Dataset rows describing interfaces
------------------------------------------------
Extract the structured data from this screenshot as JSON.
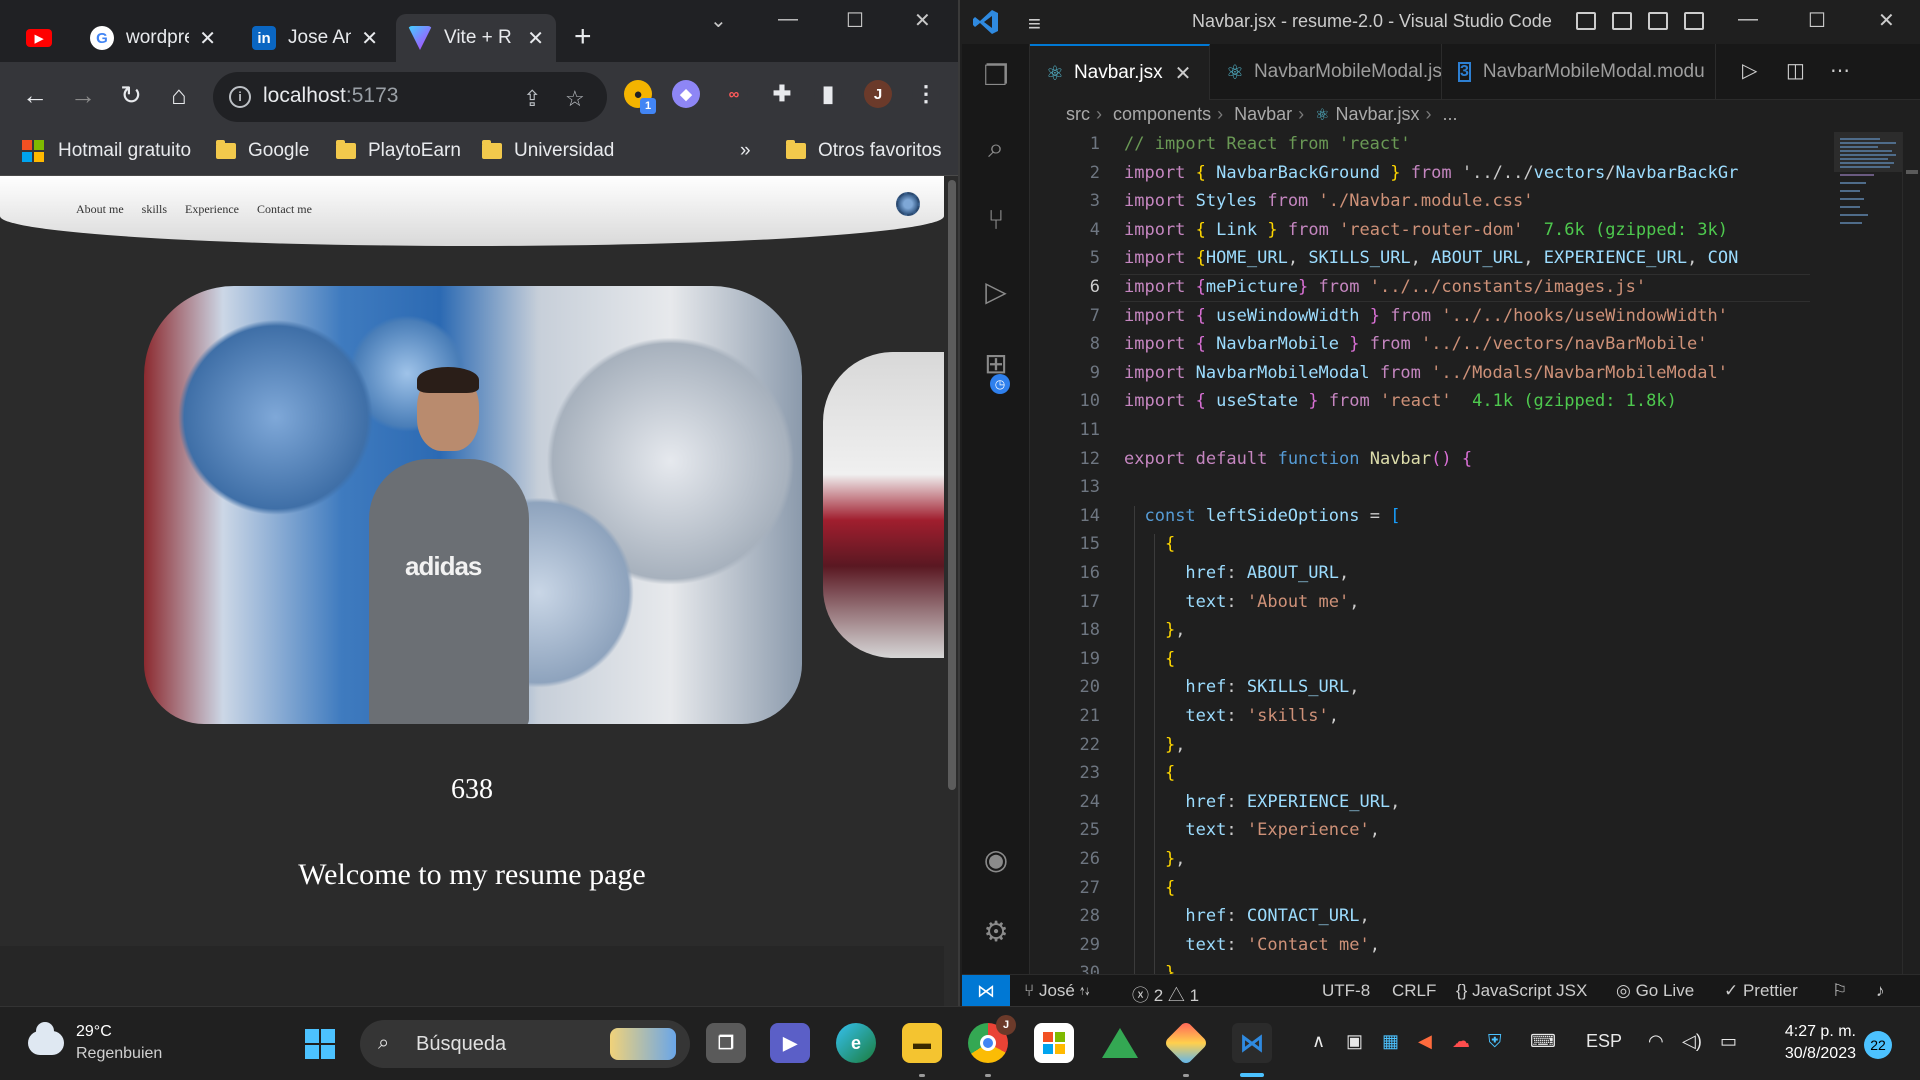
{
  "browser": {
    "tabs": [
      {
        "label": "",
        "icon": "youtube-icon"
      },
      {
        "label": "wordpre",
        "icon": "google-icon"
      },
      {
        "label": "Jose An",
        "icon": "linkedin-icon"
      },
      {
        "label": "Vite + R",
        "icon": "vite-icon"
      }
    ],
    "address": {
      "host": "localhost",
      "port": ":5173"
    },
    "profile_initial": "J",
    "extension_badge": "1",
    "bookmarks": [
      "Hotmail gratuito",
      "Google",
      "PlaytoEarn",
      "Universidad"
    ],
    "bookmarks_overflow": "»",
    "other_bookmarks": "Otros favoritos"
  },
  "page": {
    "nav_links": [
      "About me",
      "skills",
      "Experience",
      "Contact me"
    ],
    "counter": "638",
    "welcome": "Welcome to my resume page",
    "photo_shirt_text": "adidas"
  },
  "vscode": {
    "title": "Navbar.jsx - resume-2.0 - Visual Studio Code",
    "tabs": [
      "Navbar.jsx",
      "NavbarMobileModal.jsx",
      "NavbarMobileModal.modu"
    ],
    "breadcrumb": [
      "src",
      "components",
      "Navbar",
      "Navbar.jsx",
      "..."
    ],
    "current_line": 6,
    "code_lines": [
      "// import React from 'react'",
      "import { NavbarBackGround } from '../../vectors/NavbarBackGr",
      "import Styles from './Navbar.module.css'",
      "import { Link } from 'react-router-dom'  7.6k (gzipped: 3k)",
      "import {HOME_URL, SKILLS_URL, ABOUT_URL, EXPERIENCE_URL, CON",
      "import {mePicture} from '../../constants/images.js'",
      "import { useWindowWidth } from '../../hooks/useWindowWidth'",
      "import { NavbarMobile } from '../../vectors/navBarMobile'",
      "import NavbarMobileModal from '../Modals/NavbarMobileModal'",
      "import { useState } from 'react'  4.1k (gzipped: 1.8k)",
      "",
      "export default function Navbar() {",
      "",
      "  const leftSideOptions = [",
      "    {",
      "      href: ABOUT_URL,",
      "      text: 'About me',",
      "    },",
      "    {",
      "      href: SKILLS_URL,",
      "      text: 'skills',",
      "    },",
      "    {",
      "      href: EXPERIENCE_URL,",
      "      text: 'Experience',",
      "    },",
      "    {",
      "      href: CONTACT_URL,",
      "      text: 'Contact me',",
      "    },"
    ],
    "status": {
      "branch": "José",
      "errors": "2",
      "warnings": "1",
      "encoding": "UTF-8",
      "eol": "CRLF",
      "language": "JavaScript JSX",
      "golive": "Go Live",
      "prettier": "Prettier"
    }
  },
  "taskbar": {
    "temperature": "29°C",
    "weather": "Regenbuien",
    "search_placeholder": "Búsqueda",
    "language": "ESP",
    "time": "4:27 p. m.",
    "date": "30/8/2023",
    "notifications": "22",
    "chrome_badge": "J"
  },
  "colors": {
    "keyword": "#569cd6",
    "control": "#c586c0",
    "identifier": "#9cdcfe",
    "function": "#dcdcaa",
    "string": "#ce9178",
    "comment": "#6a9955",
    "size_hint": "#4ec94e",
    "brace_1": "#ffd700",
    "brace_2": "#da70d6",
    "brace_3": "#179fff",
    "accent": "#0078d4",
    "taskbar_accent": "#4cc2ff"
  }
}
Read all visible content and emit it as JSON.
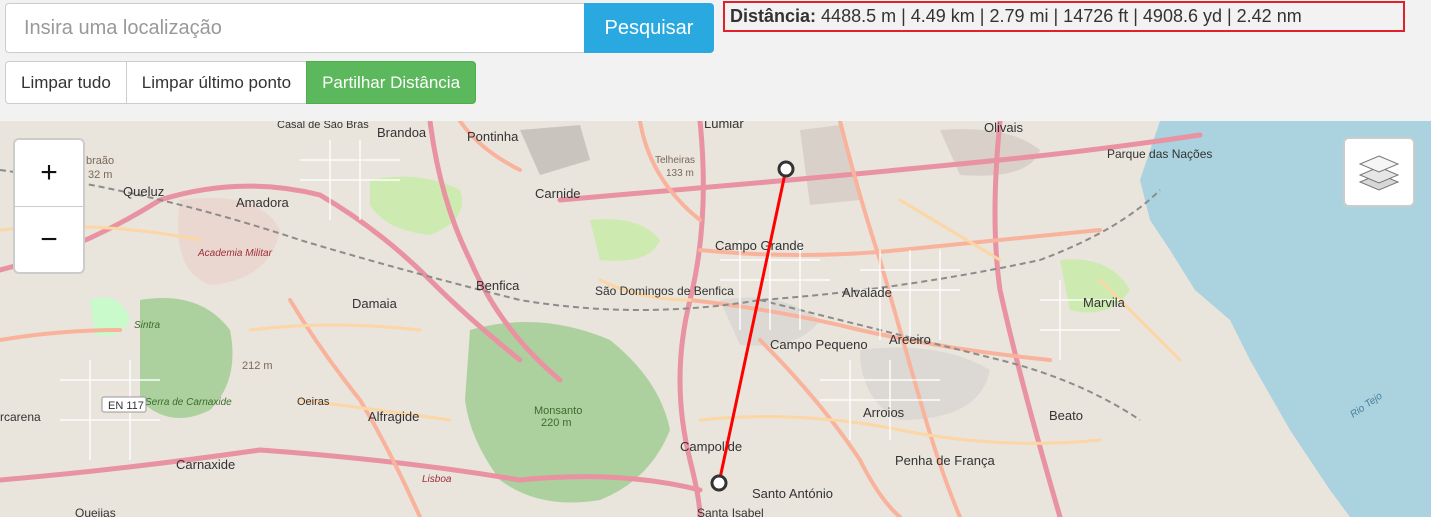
{
  "search": {
    "placeholder": "Insira uma localização",
    "button_label": "Pesquisar"
  },
  "distance": {
    "label": "Distância:",
    "value": "4488.5 m | 4.49 km | 2.79 mi | 14726 ft | 4908.6 yd | 2.42 nm"
  },
  "toolbar": {
    "clear_all": "Limpar tudo",
    "clear_last": "Limpar último ponto",
    "share": "Partilhar Distância"
  },
  "map": {
    "zoom_in": "+",
    "zoom_out": "−",
    "places": {
      "lumiar": "Lumiar",
      "olivais": "Olivais",
      "pontinha": "Pontinha",
      "brandoa": "Brandoa",
      "casal_de_sao_bras": "Casal de São Brás",
      "queluz": "Queluz",
      "amadora": "Amadora",
      "carnide": "Carnide",
      "telheiras": "Telheiras",
      "telheiras_elev": "133 m",
      "parque_das_nacoes": "Parque das Nações",
      "campo_grande": "Campo Grande",
      "academia_militar": "Academia Militar",
      "benfica": "Benfica",
      "sao_domingos": "São Domingos de Benfica",
      "alvalade": "Alvalade",
      "damaia": "Damaia",
      "marvila": "Marvila",
      "campo_pequeno": "Campo Pequeno",
      "areeiro": "Areeiro",
      "elev_212": "212 m",
      "oeiras": "Oeiras",
      "alfragide": "Alfragide",
      "monsanto": "Monsanto",
      "monsanto_elev": "220 m",
      "arroios": "Arroios",
      "beato": "Beato",
      "rio_tejo": "Rio Tejo",
      "serra_carnaxide": "Serra de Carnaxide",
      "en117": "EN 117",
      "carnaxide": "Carnaxide",
      "campolide": "Campolide",
      "penha_de_franca": "Penha de França",
      "santo_antonio": "Santo António",
      "santa_isabel": "Santa Isabel",
      "queijas": "Queijas",
      "sintra": "Sintra",
      "lisboa": "Lisboa",
      "carena": "rcarena",
      "elev_32": "32 m",
      "abraao": "braão"
    }
  },
  "colors": {
    "accent": "#29a9df",
    "share": "#5cb85c",
    "measure_line": "#ff0000",
    "highlight_border": "#e0202a",
    "water": "#aad3df"
  }
}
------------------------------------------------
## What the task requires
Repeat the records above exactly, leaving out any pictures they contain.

## Result for this task
Extract the structured data from this screenshot as JSON.
{
  "browser": {
    "tabs": [
      {
        "label": "",
        "icon": "youtube-icon"
      },
      {
        "label": "wordpre",
        "icon": "google-icon"
      },
      {
        "label": "Jose An",
        "icon": "linkedin-icon"
      },
      {
        "label": "Vite + R",
        "icon": "vite-icon"
      }
    ],
    "address": {
      "host": "localhost",
      "port": ":5173"
    },
    "profile_initial": "J",
    "extension_badge": "1",
    "bookmarks": [
      "Hotmail gratuito",
      "Google",
      "PlaytoEarn",
      "Universidad"
    ],
    "bookmarks_overflow": "»",
    "other_bookmarks": "Otros favoritos"
  },
  "page": {
    "nav_links": [
      "About me",
      "skills",
      "Experience",
      "Contact me"
    ],
    "counter": "638",
    "welcome": "Welcome to my resume page",
    "photo_shirt_text": "adidas"
  },
  "vscode": {
    "title": "Navbar.jsx - resume-2.0 - Visual Studio Code",
    "tabs": [
      "Navbar.jsx",
      "NavbarMobileModal.jsx",
      "NavbarMobileModal.modu"
    ],
    "breadcrumb": [
      "src",
      "components",
      "Navbar",
      "Navbar.jsx",
      "..."
    ],
    "current_line": 6,
    "code_lines": [
      "// import React from 'react'",
      "import { NavbarBackGround } from '../../vectors/NavbarBackGr",
      "import Styles from './Navbar.module.css'",
      "import { Link } from 'react-router-dom'  7.6k (gzipped: 3k)",
      "import {HOME_URL, SKILLS_URL, ABOUT_URL, EXPERIENCE_URL, CON",
      "import {mePicture} from '../../constants/images.js'",
      "import { useWindowWidth } from '../../hooks/useWindowWidth'",
      "import { NavbarMobile } from '../../vectors/navBarMobile'",
      "import NavbarMobileModal from '../Modals/NavbarMobileModal'",
      "import { useState } from 'react'  4.1k (gzipped: 1.8k)",
      "",
      "export default function Navbar() {",
      "",
      "  const leftSideOptions = [",
      "    {",
      "      href: ABOUT_URL,",
      "      text: 'About me',",
      "    },",
      "    {",
      "      href: SKILLS_URL,",
      "      text: 'skills',",
      "    },",
      "    {",
      "      href: EXPERIENCE_URL,",
      "      text: 'Experience',",
      "    },",
      "    {",
      "      href: CONTACT_URL,",
      "      text: 'Contact me',",
      "    },"
    ],
    "status": {
      "branch": "José",
      "errors": "2",
      "warnings": "1",
      "encoding": "UTF-8",
      "eol": "CRLF",
      "language": "JavaScript JSX",
      "golive": "Go Live",
      "prettier": "Prettier"
    }
  },
  "taskbar": {
    "temperature": "29°C",
    "weather": "Regenbuien",
    "search_placeholder": "Búsqueda",
    "language": "ESP",
    "time": "4:27 p. m.",
    "date": "30/8/2023",
    "notifications": "22",
    "chrome_badge": "J"
  },
  "colors": {
    "keyword": "#569cd6",
    "control": "#c586c0",
    "identifier": "#9cdcfe",
    "function": "#dcdcaa",
    "string": "#ce9178",
    "comment": "#6a9955",
    "size_hint": "#4ec94e",
    "brace_1": "#ffd700",
    "brace_2": "#da70d6",
    "brace_3": "#179fff",
    "accent": "#0078d4",
    "taskbar_accent": "#4cc2ff"
  }
}
Read all visible content and emit it as JSON.
{
  "search": {
    "placeholder": "Insira uma localização",
    "button_label": "Pesquisar"
  },
  "distance": {
    "label": "Distância:",
    "value": "4488.5 m | 4.49 km | 2.79 mi | 14726 ft | 4908.6 yd | 2.42 nm"
  },
  "toolbar": {
    "clear_all": "Limpar tudo",
    "clear_last": "Limpar último ponto",
    "share": "Partilhar Distância"
  },
  "map": {
    "zoom_in": "+",
    "zoom_out": "−",
    "places": {
      "lumiar": "Lumiar",
      "olivais": "Olivais",
      "pontinha": "Pontinha",
      "brandoa": "Brandoa",
      "casal_de_sao_bras": "Casal de São Brás",
      "queluz": "Queluz",
      "amadora": "Amadora",
      "carnide": "Carnide",
      "telheiras": "Telheiras",
      "telheiras_elev": "133 m",
      "parque_das_nacoes": "Parque das Nações",
      "campo_grande": "Campo Grande",
      "academia_militar": "Academia Militar",
      "benfica": "Benfica",
      "sao_domingos": "São Domingos de Benfica",
      "alvalade": "Alvalade",
      "damaia": "Damaia",
      "marvila": "Marvila",
      "campo_pequeno": "Campo Pequeno",
      "areeiro": "Areeiro",
      "elev_212": "212 m",
      "oeiras": "Oeiras",
      "alfragide": "Alfragide",
      "monsanto": "Monsanto",
      "monsanto_elev": "220 m",
      "arroios": "Arroios",
      "beato": "Beato",
      "rio_tejo": "Rio Tejo",
      "serra_carnaxide": "Serra de Carnaxide",
      "en117": "EN 117",
      "carnaxide": "Carnaxide",
      "campolide": "Campolide",
      "penha_de_franca": "Penha de França",
      "santo_antonio": "Santo António",
      "santa_isabel": "Santa Isabel",
      "queijas": "Queijas",
      "sintra": "Sintra",
      "lisboa": "Lisboa",
      "carena": "rcarena",
      "elev_32": "32 m",
      "abraao": "braão"
    }
  },
  "colors": {
    "accent": "#29a9df",
    "share": "#5cb85c",
    "measure_line": "#ff0000",
    "highlight_border": "#e0202a",
    "water": "#aad3df"
  }
}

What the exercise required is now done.